The international laboratory «Intelligent Technologies for Socio-Cyberphysical Systems» works on developing methods, models and technologies for automatization of various processes in socio-cyberphysical systems. Aleksei Kashevnik, a senior research officer of the laboratory, says that one of the current projects has applied for a grant with Horizon 2020 Program. The research is devoted to staff competences management systems. This project has interested a Finnish medical company, which plans to participate in its development.
Besides, at ITEA Event 2016 the ITMO University representative presented some completed research projects in robotics. The developed devices are robots, their sensors and manipulators. For each device there is a separate ontology-oriented model in intellectual space, and the robots interact with each other on the basis of these models.
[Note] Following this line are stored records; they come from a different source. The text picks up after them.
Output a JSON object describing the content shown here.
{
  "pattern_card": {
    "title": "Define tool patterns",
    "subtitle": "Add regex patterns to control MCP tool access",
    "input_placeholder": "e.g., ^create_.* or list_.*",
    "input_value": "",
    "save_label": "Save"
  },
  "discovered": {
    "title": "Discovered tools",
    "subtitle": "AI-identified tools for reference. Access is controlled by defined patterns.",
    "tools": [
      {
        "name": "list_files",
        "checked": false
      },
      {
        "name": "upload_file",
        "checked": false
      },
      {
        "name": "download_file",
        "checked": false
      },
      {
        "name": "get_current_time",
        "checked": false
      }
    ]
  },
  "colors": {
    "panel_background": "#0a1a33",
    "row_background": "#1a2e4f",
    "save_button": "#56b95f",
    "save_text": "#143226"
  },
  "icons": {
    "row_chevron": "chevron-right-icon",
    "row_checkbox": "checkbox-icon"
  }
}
Also, there is a social space: where, in cases that specific tasks cannot be settled automatically, human interference is required.
“Recently we introduced a principle of multilevel self-organization. This has to do with the division of different interacting services, devices and users into several levels and implementation of self-organization on each level separately. As a result, there occurs generation of behavior policy on the higher level, which restricts behavior of the lower-level services. Self-organization on each level is set on the basis of subscription publication mechanism. For instance, there are services that manage sensors and movements of a robot, on the higher level – there are services in charge of operational planning, and on the highest level – there is strategic planning service”, - explains Alexei Kashevnik.
The students have built several socio-cyberphysical systems of this kind in the Laboratory with Lego Mindstorms construction sets. The first system is a pair of robots making up an abbreviation “ITMO” out of separate multi-colored letters. Using an App a user attributes a color to each letter and sets the relevant order. The robot finds a letter and transfers the information about its color to the intellectual space; then guided by what it receiveds from higher level, orders it to put the letter into the right place. The other robots get informed automatically about the operation, and won’t touch that letter.
"The interaction of the robots cannot be seen, as it goes through the intellectual space. If one has found the letter “M”, another understands that it doesn’t need to search for it anymore, because the information about it is already in the model. This approach has its advantages: the robots are not managed through a central server, which could get out of order. In our system, even if some of the robots become disabled, others would still complete the task, slower though", - adds Alexei Kashevnik.
Another system built by the students consists of two robots and a load lying nearby. The load should be gathered by the robot standing closer to it. To understand, which one should complete the task, the robots turn around and measure the distance to the objects close to them, and transfer the gained information into the intellectual space. If one of the measurement results match, the robots understand that they have found each other. They compare their distance to the second object identified, and “make a decision” based on this information. There is also another similar system, including two loaders of different types. One of them delivers loads fast, but cannot cover them from the rain, while another, on the contrary, can protect them from the rain, but moves slower. Depending on the type of delivery needed – urgent or not, is it raining or not, - the robots decide which one should complete the task.
Even though now the abovementioned systems work on the basis of Lego Mindstorms construction sets, the same principles can be successfully transferred to industrial machinery. In fact, besides the robotics, the ITMO University laboratory is working on an Android App – a touristic guide TAIS, applicable for any city in the world. The app uses data from Wikipedia, Wikiguide and Panoramio. A user receives a list of sights depending on his or her location, weather, traffic situation, and feedback of other users.
“Obviously, the quality of the content depends on editors of these Internet-resources. On the one hand, it might be a weakness, because the description of a small museum might have some incorrect information. But on the other hand, it’s a technology of the future: qualitative elaboration and maintenance of a resource cannot be ensured by an organization and a state. The impact of people might be much more valuable, as proved by the Wikipedia example”, - says Alexei Kashevnikov.
In fact, during a seminar held on 12 May in ITMO University Technopark, the adaptive touristic guide has interested Cyprus University of Technology. The collaboration between scientists of St. Petersburg and Limassol in this respect has a high potential.